would charge 10 cents for each mile we drive, with a mandatory GPS keeping track. This bothers me on so many levels.  First off, there’s the expense. In this spread-out area, people need to drive to work (who can afford to work in S.F. AND live there?!). With salary/benefit cuts and gas chewing up income, this tax could push some families over the edge,  especially those who are already food-insecure or routinely cash their paycheck and make a choice as to which bills or medications to cover this month. The poorer a family is, the more devastating such a tax would be.

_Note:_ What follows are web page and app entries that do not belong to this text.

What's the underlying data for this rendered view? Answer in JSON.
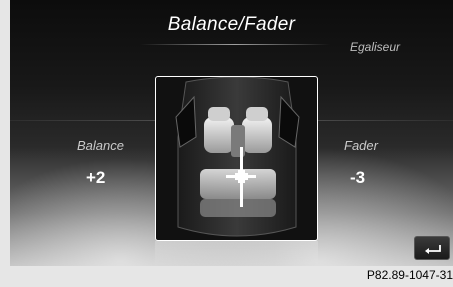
{
  "screen": {
    "title": "Balance/Fader",
    "side_tab": "Egaliseur",
    "balance": {
      "label": "Balance",
      "value": "+2"
    },
    "fader": {
      "label": "Fader",
      "value": "-3"
    },
    "car_view": {
      "icon": "car-top-view-icon",
      "crosshair_icon": "crosshair-icon"
    },
    "back_button": {
      "icon": "back-arrow-icon"
    }
  },
  "caption": "P82.89-1047-31"
}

Then there’s the issue of the GPS system we’ll all be required to buy or rent and keep in our cars. We can turn off the GPS tracking on our phones but would have to keep our our car GPS on, in case we were tempted to sneak off down the block to pick up Mom and take her for a doctor’s visit. Who will have access to where I drove and when? The police? Politicians putting together demographics for a campaign? Salesmen?  Bill collectors? Angry ex-spouses? I’m not paranoid, just realistic, considering how much info. is out about us that we didn’t authorize or intend.

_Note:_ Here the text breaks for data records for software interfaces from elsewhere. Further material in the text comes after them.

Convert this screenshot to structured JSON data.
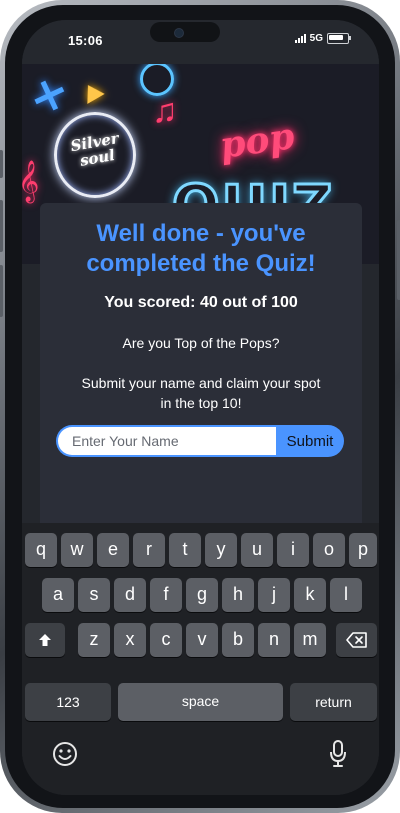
{
  "status_bar": {
    "time": "15:06",
    "network": "5G"
  },
  "banner": {
    "logo_text": "Silver soul",
    "word_pop": "pop",
    "word_quiz": "QUIZ"
  },
  "result": {
    "title": "Well done - you've completed the Quiz!",
    "score_text": "You scored: 40 out of 100",
    "question": "Are you Top of the Pops?",
    "prompt": "Submit your name and claim your spot in the top 10!",
    "name_placeholder": "Enter Your Name",
    "name_value": "",
    "submit_label": "Submit"
  },
  "keyboard": {
    "row1": [
      "q",
      "w",
      "e",
      "r",
      "t",
      "y",
      "u",
      "i",
      "o",
      "p"
    ],
    "row2": [
      "a",
      "s",
      "d",
      "f",
      "g",
      "h",
      "j",
      "k",
      "l"
    ],
    "row3": [
      "z",
      "x",
      "c",
      "v",
      "b",
      "n",
      "m"
    ],
    "numbers_label": "123",
    "space_label": "space",
    "return_label": "return",
    "shift_icon": "shift-icon",
    "backspace_icon": "backspace-icon",
    "emoji_icon": "emoji-icon",
    "mic_icon": "microphone-icon"
  },
  "colors": {
    "accent": "#4a94ff",
    "card_bg": "#2b2e38",
    "key_bg": "#5c5f65",
    "keyboard_bg": "#1f2125"
  }
}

Further, I seriously doubt that such a tax would accomplish its supposed purpose of reducing pollution and traffic congestion.  Public transit frequently doesn’t match up with work schedules or adds so much time to our day that we leave excessively early and arrive back home long after the kids have eaten and been put to bed. If we want any family and relaxation time in our day, our car is the only answer. Plus the fact that transit doesn’t pick us up at home or take us to our workplace door, meaning having to find other transportation to fill those gaps.

I firmly believe in buses and trains as an important part of our fight against pollution, but, because of their current impracticability for many people, they’re only one part of the solution. Until our aging infrastructure is repaired and updated, cars are a fact of life in this area. Other areas less auto-impacted have looked into this tax, and none has adopted it. If we’re going to add a tax, let’s make it something workable and not add a burden to the poor and struggling among us.


Book Signing July 21

I told you I’d be at the Disability Pride Day in Mt. View this Sat. I’ll have my book, SMALL THINGS COUNT, with me and be happy to sign a copy for you or for a friend you might want to gift it to.  Look for The Re-Mobilizers booth.